Image Credit: Jason James

March 23, 2016; Observer

During the Great Recession, there were many calls sent up about the impending death of classical music. However, although it is a marginal slice of total music consumption in the U.S., immediate predictions of its demise have slowed down, as have closings and attempted closings of orchestras and operas. Still, many think that a hefty dose of experimentation may be in order to attract and stay engaged with new generations of fans.

The new Philharmonia Orchestra of New York (PONY), for instance, aims to make a more inclusive orchestra to attract younger audiences. Atsushi Yamada, music director and co-founder of PONY, told the Observer: “We wanted to move past traditional notions of classical music, bridge cultural divides and change perceptions of a genre of music for a new generation of music fans.”

Yamada, who is a self-taught musician and the first Japanese conductor of the New York City Opera, embodies this spirit of inclusivity for a younger generation. The selection of students from Japan and The College of New Jersey to sing in the chorus, as opposed to professional choristers, also points to a desire to promote accessibility. Ticket prices (which started at $5) were kept much lower than the industry standard in order to encourage audiences from all walks of life to attend.

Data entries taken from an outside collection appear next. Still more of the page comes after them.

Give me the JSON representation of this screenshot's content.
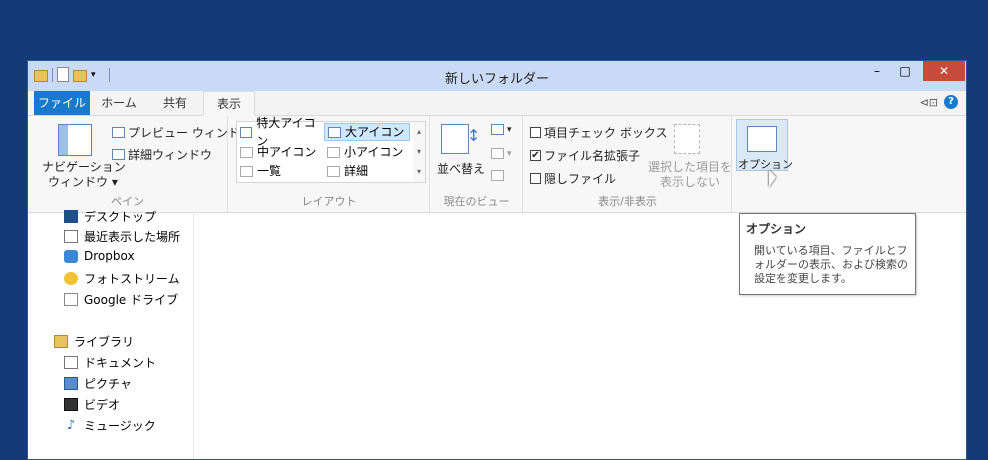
{
  "window": {
    "title": "新しいフォルダー"
  },
  "controls": {
    "minimize": "–",
    "maximize": "□",
    "close": "✕"
  },
  "tabs": [
    {
      "label": "ファイル"
    },
    {
      "label": "ホーム"
    },
    {
      "label": "共有"
    },
    {
      "label": "表示"
    }
  ],
  "help": {
    "label": "?"
  },
  "ribbon": {
    "pane": {
      "group_label": "ペイン",
      "nav_pane_line1": "ナビゲーション",
      "nav_pane_line2": "ウィンドウ ▾",
      "preview": "プレビュー ウィンドウ",
      "details": "詳細ウィンドウ"
    },
    "layout": {
      "group_label": "レイアウト",
      "items": [
        "特大アイコン",
        "大アイコン",
        "中アイコン",
        "小アイコン",
        "一覧",
        "詳細"
      ]
    },
    "current_view": {
      "group_label": "現在のビュー",
      "sort": "並べ替え"
    },
    "show_hide": {
      "group_label": "表示/非表示",
      "item_checkboxes": "項目チェック ボックス",
      "file_extensions": "ファイル名拡張子",
      "hidden_items": "隠しファイル",
      "hide_selected_line1": "選択した項目を",
      "hide_selected_line2": "表示しない",
      "check_mark": "✔"
    },
    "options": {
      "label": "オプション"
    }
  },
  "nav": {
    "items": [
      "デスクトップ",
      "最近表示した場所",
      "Dropbox",
      "フォトストリーム",
      "Google ドライブ"
    ],
    "library": "ライブラリ",
    "library_items": [
      "ドキュメント",
      "ピクチャ",
      "ビデオ",
      "ミュージック"
    ],
    "music_glyph": "♪"
  },
  "tooltip": {
    "title": "オプション",
    "body": "開いている項目、ファイルとフォルダーの表示、および検索の設定を変更します。"
  },
  "colors": {
    "desktop": "#123b78",
    "accent": "#1979ca",
    "close": "#c74b3c"
  }
}
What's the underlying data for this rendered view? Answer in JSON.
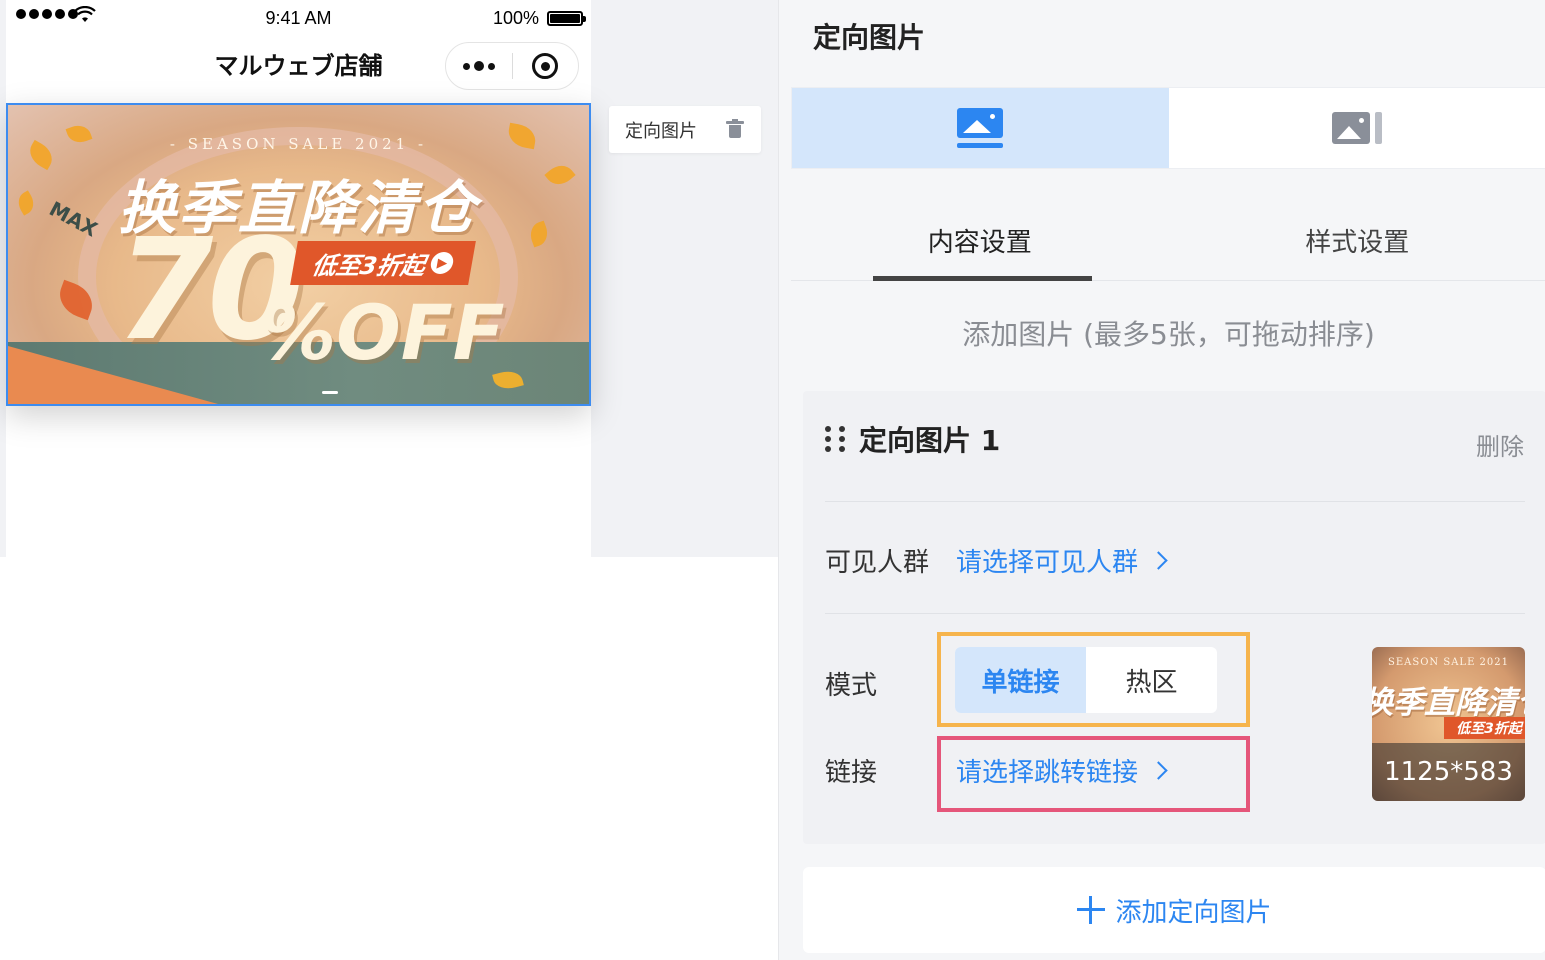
{
  "status_bar": {
    "time": "9:41 AM",
    "battery": "100%"
  },
  "mini_app": {
    "title": "マルウェブ店舗"
  },
  "banner": {
    "season": "- SEASON SALE 2021 -",
    "headline": "换季直降清仓",
    "max_label": "MAX",
    "discount": "70",
    "off": "%OFF",
    "promo": "低至3折起"
  },
  "component_tag": {
    "label": "定向图片"
  },
  "panel": {
    "title": "定向图片",
    "tabs": [
      "内容设置",
      "样式设置"
    ],
    "add_hint": "添加图片 (最多5张，可拖动排序)",
    "card": {
      "title": "定向图片 1",
      "delete": "删除",
      "audience_label": "可见人群",
      "audience_value": "请选择可见人群",
      "mode_label": "模式",
      "mode_options": [
        "单链接",
        "热区"
      ],
      "mode_selected": "单链接",
      "link_label": "链接",
      "link_value": "请选择跳转链接",
      "thumbnail_size": "1125*583",
      "thumbnail_headline": "换季直降清仓",
      "thumbnail_season": "SEASON SALE 2021",
      "thumbnail_promo": "低至3折起"
    },
    "add_button": "添加定向图片"
  },
  "colors": {
    "accent": "#2c86f1",
    "accent_light": "#d4e6fb",
    "highlight_orange": "#f6b44c",
    "highlight_pink": "#e5567a",
    "selection_border": "#3d8cf0"
  },
  "icons": [
    "wifi-icon",
    "battery-icon",
    "more-icon",
    "close-circle-icon",
    "trash-icon",
    "image-single-icon",
    "image-carousel-icon",
    "drag-handle-icon",
    "chevron-right-icon",
    "plus-icon"
  ]
}
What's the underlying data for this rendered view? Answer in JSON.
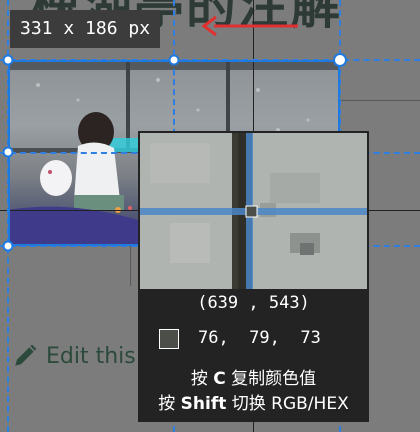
{
  "background_page": {
    "heading_fragment": "",
    "edit_link_label": "Edit this page",
    "edit_icon": "pencil-icon"
  },
  "selection": {
    "size_label": "331 x 186 px",
    "accent_color": "#1f7ae0"
  },
  "magnifier": {
    "coordinate_label": "(639 , 543)",
    "rgb_label": "76,  79,  73",
    "swatch_color": "#4c4f49",
    "hint_copy_prefix": "按",
    "hint_copy_key": "C",
    "hint_copy_suffix": "复制颜色值",
    "hint_switch_prefix": "按",
    "hint_switch_key": "Shift",
    "hint_switch_suffix": "切换 RGB/HEX"
  }
}
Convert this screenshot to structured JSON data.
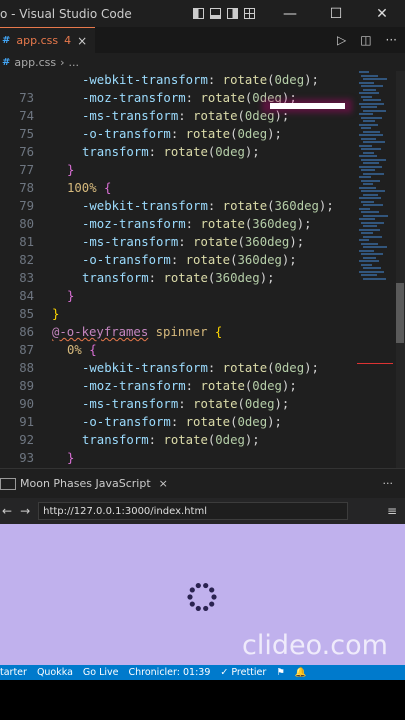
{
  "window": {
    "title": "o - Visual Studio Code",
    "controls": {
      "minimize": "—",
      "maximize": "☐",
      "close": "✕"
    }
  },
  "tab": {
    "filename": "app.css",
    "problems": "4",
    "close": "×"
  },
  "breadcrumb": {
    "hash": "#",
    "file": "app.css",
    "more": "..."
  },
  "editor": {
    "lines": [
      {
        "num": "",
        "tokens": [
          [
            "c-prop",
            "-webkit-transform"
          ],
          [
            "c-punc",
            ": "
          ],
          [
            "c-fn",
            "rotate"
          ],
          [
            "c-punc",
            "("
          ],
          [
            "c-num",
            "0deg"
          ],
          [
            "c-punc",
            ");"
          ]
        ],
        "indent": 2
      },
      {
        "num": "73",
        "tokens": [
          [
            "c-prop",
            "-moz-transform"
          ],
          [
            "c-punc",
            ": "
          ],
          [
            "c-fn",
            "rotate"
          ],
          [
            "c-punc",
            "("
          ],
          [
            "c-num",
            "0deg"
          ],
          [
            "c-punc",
            ");"
          ]
        ],
        "indent": 2
      },
      {
        "num": "74",
        "tokens": [
          [
            "c-prop",
            "-ms-transform"
          ],
          [
            "c-punc",
            ": "
          ],
          [
            "c-fn",
            "rotate"
          ],
          [
            "c-punc",
            "("
          ],
          [
            "c-num",
            "0deg"
          ],
          [
            "c-punc",
            ");"
          ]
        ],
        "indent": 2
      },
      {
        "num": "75",
        "tokens": [
          [
            "c-prop",
            "-o-transform"
          ],
          [
            "c-punc",
            ": "
          ],
          [
            "c-fn",
            "rotate"
          ],
          [
            "c-punc",
            "("
          ],
          [
            "c-num",
            "0deg"
          ],
          [
            "c-punc",
            ");"
          ]
        ],
        "indent": 2
      },
      {
        "num": "76",
        "tokens": [
          [
            "c-prop",
            "transform"
          ],
          [
            "c-punc",
            ": "
          ],
          [
            "c-fn",
            "rotate"
          ],
          [
            "c-punc",
            "("
          ],
          [
            "c-num",
            "0deg"
          ],
          [
            "c-punc",
            ");"
          ]
        ],
        "indent": 2
      },
      {
        "num": "77",
        "tokens": [
          [
            "c-br2",
            "}"
          ]
        ],
        "indent": 1
      },
      {
        "num": "78",
        "tokens": [
          [
            "c-sel",
            "100%"
          ],
          [
            "c-punc",
            " "
          ],
          [
            "c-br2",
            "{"
          ]
        ],
        "indent": 1
      },
      {
        "num": "79",
        "tokens": [
          [
            "c-prop",
            "-webkit-transform"
          ],
          [
            "c-punc",
            ": "
          ],
          [
            "c-fn",
            "rotate"
          ],
          [
            "c-punc",
            "("
          ],
          [
            "c-num",
            "360deg"
          ],
          [
            "c-punc",
            ");"
          ]
        ],
        "indent": 2
      },
      {
        "num": "80",
        "tokens": [
          [
            "c-prop",
            "-moz-transform"
          ],
          [
            "c-punc",
            ": "
          ],
          [
            "c-fn",
            "rotate"
          ],
          [
            "c-punc",
            "("
          ],
          [
            "c-num",
            "360deg"
          ],
          [
            "c-punc",
            ");"
          ]
        ],
        "indent": 2
      },
      {
        "num": "81",
        "tokens": [
          [
            "c-prop",
            "-ms-transform"
          ],
          [
            "c-punc",
            ": "
          ],
          [
            "c-fn",
            "rotate"
          ],
          [
            "c-punc",
            "("
          ],
          [
            "c-num",
            "360deg"
          ],
          [
            "c-punc",
            ");"
          ]
        ],
        "indent": 2
      },
      {
        "num": "82",
        "tokens": [
          [
            "c-prop",
            "-o-transform"
          ],
          [
            "c-punc",
            ": "
          ],
          [
            "c-fn",
            "rotate"
          ],
          [
            "c-punc",
            "("
          ],
          [
            "c-num",
            "360deg"
          ],
          [
            "c-punc",
            ");"
          ]
        ],
        "indent": 2
      },
      {
        "num": "83",
        "tokens": [
          [
            "c-prop",
            "transform"
          ],
          [
            "c-punc",
            ": "
          ],
          [
            "c-fn",
            "rotate"
          ],
          [
            "c-punc",
            "("
          ],
          [
            "c-num",
            "360deg"
          ],
          [
            "c-punc",
            ");"
          ]
        ],
        "indent": 2
      },
      {
        "num": "84",
        "tokens": [
          [
            "c-br2",
            "}"
          ]
        ],
        "indent": 1
      },
      {
        "num": "85",
        "tokens": [
          [
            "c-br",
            "}"
          ]
        ],
        "indent": 0
      },
      {
        "num": "86",
        "tokens": [
          [
            "c-at squig",
            "@-o-keyframes"
          ],
          [
            "c-punc",
            " "
          ],
          [
            "c-sel",
            "spinner"
          ],
          [
            "c-punc",
            " "
          ],
          [
            "c-br",
            "{"
          ]
        ],
        "indent": 0
      },
      {
        "num": "87",
        "tokens": [
          [
            "c-sel",
            "0%"
          ],
          [
            "c-punc",
            " "
          ],
          [
            "c-br2",
            "{"
          ]
        ],
        "indent": 1
      },
      {
        "num": "88",
        "tokens": [
          [
            "c-prop",
            "-webkit-transform"
          ],
          [
            "c-punc",
            ": "
          ],
          [
            "c-fn",
            "rotate"
          ],
          [
            "c-punc",
            "("
          ],
          [
            "c-num",
            "0deg"
          ],
          [
            "c-punc",
            ");"
          ]
        ],
        "indent": 2
      },
      {
        "num": "89",
        "tokens": [
          [
            "c-prop",
            "-moz-transform"
          ],
          [
            "c-punc",
            ": "
          ],
          [
            "c-fn",
            "rotate"
          ],
          [
            "c-punc",
            "("
          ],
          [
            "c-num",
            "0deg"
          ],
          [
            "c-punc",
            ");"
          ]
        ],
        "indent": 2
      },
      {
        "num": "90",
        "tokens": [
          [
            "c-prop",
            "-ms-transform"
          ],
          [
            "c-punc",
            ": "
          ],
          [
            "c-fn",
            "rotate"
          ],
          [
            "c-punc",
            "("
          ],
          [
            "c-num",
            "0deg"
          ],
          [
            "c-punc",
            ");"
          ]
        ],
        "indent": 2
      },
      {
        "num": "91",
        "tokens": [
          [
            "c-prop",
            "-o-transform"
          ],
          [
            "c-punc",
            ": "
          ],
          [
            "c-fn",
            "rotate"
          ],
          [
            "c-punc",
            "("
          ],
          [
            "c-num",
            "0deg"
          ],
          [
            "c-punc",
            ");"
          ]
        ],
        "indent": 2
      },
      {
        "num": "92",
        "tokens": [
          [
            "c-prop",
            "transform"
          ],
          [
            "c-punc",
            ": "
          ],
          [
            "c-fn",
            "rotate"
          ],
          [
            "c-punc",
            "("
          ],
          [
            "c-num",
            "0deg"
          ],
          [
            "c-punc",
            ");"
          ]
        ],
        "indent": 2
      },
      {
        "num": "93",
        "tokens": [
          [
            "c-br2",
            "}"
          ]
        ],
        "indent": 1
      }
    ]
  },
  "panel": {
    "title": "Moon Phases JavaScript",
    "close": "×",
    "more": "···"
  },
  "browser": {
    "back": "←",
    "forward": "→",
    "url": "http://127.0.0.1:3000/index.html",
    "menu": "≡"
  },
  "preview": {
    "watermark": "clideo.com",
    "background": "#c0b1ed"
  },
  "status": {
    "items": [
      "tarter",
      "Quokka",
      "Go Live",
      "Chronicler: 01:39",
      "✓ Prettier"
    ]
  },
  "colors": {
    "accent": "#007acc",
    "tab_modified": "#e8794c"
  }
}
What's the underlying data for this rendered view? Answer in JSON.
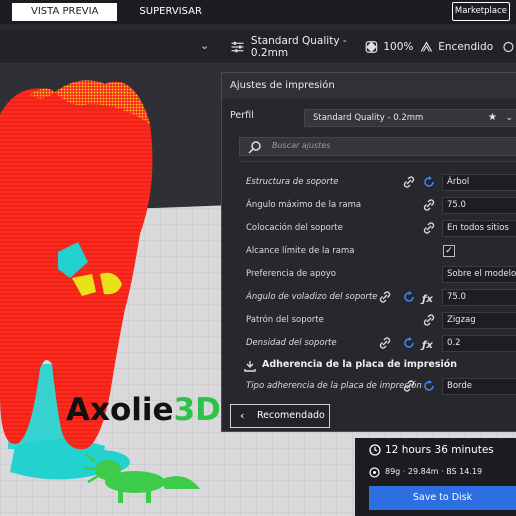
{
  "tabs": {
    "preview": "VISTA PREVIA",
    "monitor": "SUPERVISAR",
    "marketplace": "Marketplace"
  },
  "toolbar": {
    "profile_summary": "Standard Quality - 0.2mm",
    "infill": "100%",
    "support": "Encendido"
  },
  "settings_panel": {
    "title": "Ajustes de impresión",
    "profile_label": "Perfil",
    "profile_value": "Standard Quality - 0.2mm",
    "search_placeholder": "Buscar ajustes",
    "rows": [
      {
        "label": "Estructura de soporte",
        "value": "Árbol",
        "italic": true
      },
      {
        "label": "Ángulo máximo de la rama",
        "value": "75.0",
        "italic": false
      },
      {
        "label": "Colocación del soporte",
        "value": "En todos sitios",
        "italic": false
      },
      {
        "label": "Alcance límite de la rama",
        "value": "",
        "italic": false,
        "checked": true
      },
      {
        "label": "Preferencia de apoyo",
        "value": "Sobre el modelo, e.",
        "italic": false
      },
      {
        "label": "Ángulo de voladizo del soporte",
        "value": "75.0",
        "italic": true
      },
      {
        "label": "Patrón del soporte",
        "value": "Zigzag",
        "italic": false
      },
      {
        "label": "Densidad del soporte",
        "value": "0.2",
        "italic": true
      }
    ],
    "section_title": "Adherencia de la placa de impresión",
    "adhesion_label": "Tipo adherencia de la placa de impresión",
    "adhesion_value": "Borde",
    "recommended_button": "Recomendado"
  },
  "print_summary": {
    "time": "12 hours 36 minutes",
    "material": "89g · 29.84m · BS 14.19",
    "save_button": "Save to Disk"
  },
  "watermark": {
    "brand_prefix": "Axolie",
    "brand_suffix": "3D"
  },
  "colors": {
    "accent": "#2d6fe0",
    "model": "#ff2a1f",
    "support": "#23d1cf",
    "plate": "#d9d9dc"
  }
}
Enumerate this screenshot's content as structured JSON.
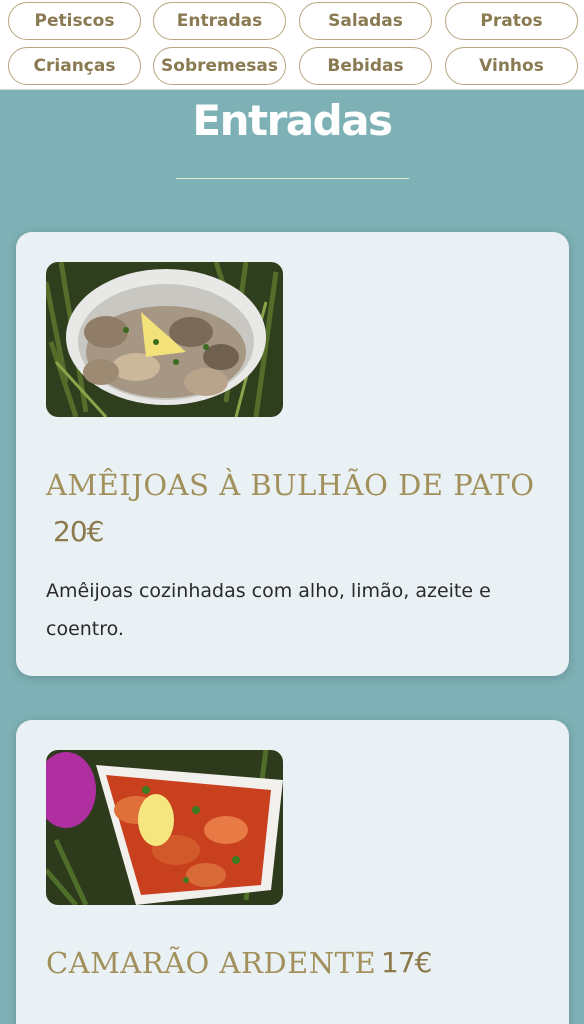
{
  "nav": {
    "categories": [
      "Petiscos",
      "Entradas",
      "Saladas",
      "Pratos",
      "Crianças",
      "Sobremesas",
      "Bebidas",
      "Vinhos"
    ]
  },
  "section": {
    "title": "Entradas"
  },
  "items": [
    {
      "name": "AMÊIJOAS À BULHÃO DE PATO",
      "price": "20€",
      "description": "Amêijoas cozinhadas com alho, limão, azeite e coentro."
    },
    {
      "name": "CAMARÃO ARDENTE",
      "price": "17€"
    }
  ],
  "colors": {
    "background": "#7eb1b6",
    "card": "#eaf1f4",
    "accent_gold": "#a2905c",
    "nav_border": "#b7a680"
  }
}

The repertoire selection for their first concert was appropriate for the theme of rejuvenation. The orchestra performed Gustav Mahler’s 2nd Symphony, also known as “The Resurrection Symphony,” for its premiere on March 29th at Jazz and Lincoln Center’s Rose Theater. In partnership with Project Hand in Hand, a musical organization dedicated to the long-term recovery of parts of Japan following the earthquake, tsunami, and nuclear disaster in 2011, the Philharmonia’s choice of repertoire was a two-fold attempt to promote the concept of resilience and rebirth—both for the New York City classical music scene and for the victims of these devastating natural disasters.

The task of reinvigorating classical music, particularly in the oversaturated, and, some might say, elitist classical music community in New York, is not an easy feat. To achieve this, PONY utilized visuals that played during the concert, and encouraged clapping between movements. Unfortunately, as an attendee, I found these visuals to be incredibly distracting and, at times, painful, as moving spotlights shone in the eyes of the audience at various points throughout the performance. The images on the screen, though grouped thematically to make logical sense with the music, did not heighten my appreciation of the performance.

The Orchestra brought enthusiasm and energy to the task of reinvigorating classical music. The strings, in particular, had a vibrant and warm tone, and the brass section performed some truly challenging passages with aplomb. Though it seemed the orchestra did not make use of its fullest dynamic range at certain sections, Maestro Yamada’s conducting was earnest and energetic. The chorus, despite the fact that its members hailed from different countries and did not have much rehearsal time together, had a balanced and rich, full sound. The German diction could have been a bit cleaner in parts, but the addition of English supertitles ensured that the audience was able to understand what was being said.

In all, I enjoyed the inaugural performance of the Philharmonia Orchestra of New York. Either of the concert’s goals—to promote healing in Japan following a string of deadly natural disasters and to promote the revitalization of classical music performance in New York—would be ambitious for a well-established music organization to achieve, much less both at once. It seems that the first goal is being worked on steadily and that it has already borne fruit in enriching the lives of many Japanese students and providing a funding source for rebirth projects in the affected areas. Time will tell, however, if the Philharmonia will meet its second goal. With no plans to establish a set season, the project could very well fizzle out without the injection of a structured plan to continue engaging audiences and performing repertoire.

With an attitude reminiscent of many tech start-up philosophies, David Titcomb, co-founder and executive director of the Philharmonia, told the Observer: “We’re gonna get feedback from the people we’ve invited to these concerts, as well as the ticket-buying public that will come, and we’ll see. We’ll adjust and we’ll try new things as well if we think that there’s a better way to go.”

NPQ knows that many other classical music organizations are doing their own experiments. We have covered a number of these, but we would love to hear from others about what they are trying—what works and what doesn’t to build an audience.—Sophie Lewis